An avenue for hate speech
In a statement in May, the Federal Government asked Facebook and other social media platforms to stop allowing the Indigenous People of Biafra (IPOB) from using their platforms to incite violence and instigate ethnic crisis in Nigeria.
The Minister of Information and Culture, Lai Mohammed, said since IPOB had been proscribed and classified as a terrorist organisation, “Facebook has no justification for yielding its platform to the organisation to further its campaign of hate and destabilisation of the country.”
The minister was quoted by his special assistant on media, Segun Adeyemi, to have made the demand in Abuja at a meeting with a team from Facebook.
He said, “I have called this meeting to enable us discuss the increasing use of Facebook by separatists and anarchists, especially those of them based outside the country, to instigate violence and ethnic hatred in Nigeria.
“For whatever reason, they seem to have now chosen Facebook as their platform. And their tools include disinformation, incendiary statements and hate speech. They use Facebook broadcasts to reach their followers, who are in thousands. They tag those opposed to their violent ways as ‘saboteurs’ who must be attacked, maimed and killed. They use both English and their local language as it suits them.”
Mohammed noted that the actions of the proscribed group as purveyors of hate and violence had resulted in killings and attacks on private and public property, security agencies and other symbols of government.
He said that despite the numerous complaints to Facebook on the activities of the IPOB, nothing had been done by the company to curtail the group’s excesses on the social media platform.
“Our social media people have been monitoring these separatists, anarchists and purveyors of hate, and have been reporting their atrocious actions to Facebook, but all they get are default responses that their complaints have been received and are being looked into.
“Most often than not, nothing is done about such complaints.
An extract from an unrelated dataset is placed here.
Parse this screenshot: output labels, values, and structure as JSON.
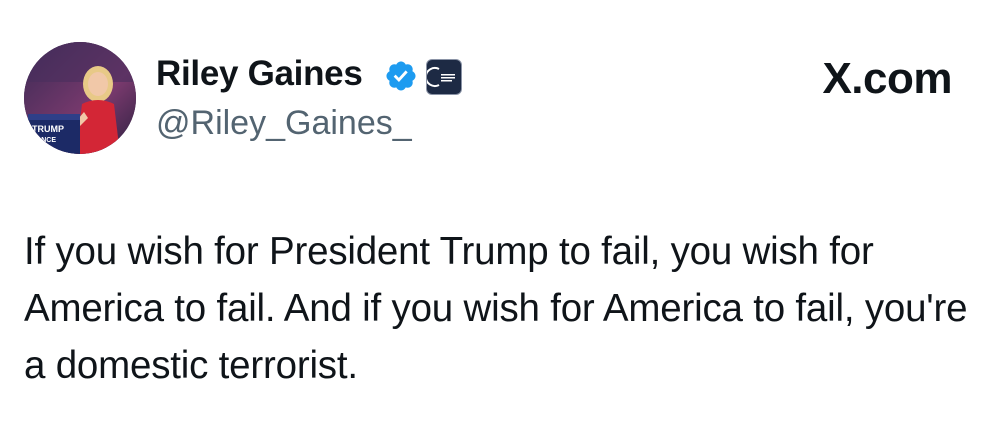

The truth is that whatever Facebook is doing to check these people is mere tokenism and is totally ineffective,” the minister added.
No provision for emailing fake account complaints
Checks by our correspondent showed that impostors cannot be reported to Facebook through emails, though complaints bordering on intellectual property rights can be emailed to the company.
“For help with matters other than infringement/violation of your legal rights, the links below may be helpful,” The Facebook team wrote in response to an enquiry sent to the company over why it doesn’t flag parody accounts before the real owners complain and why it is slow to act.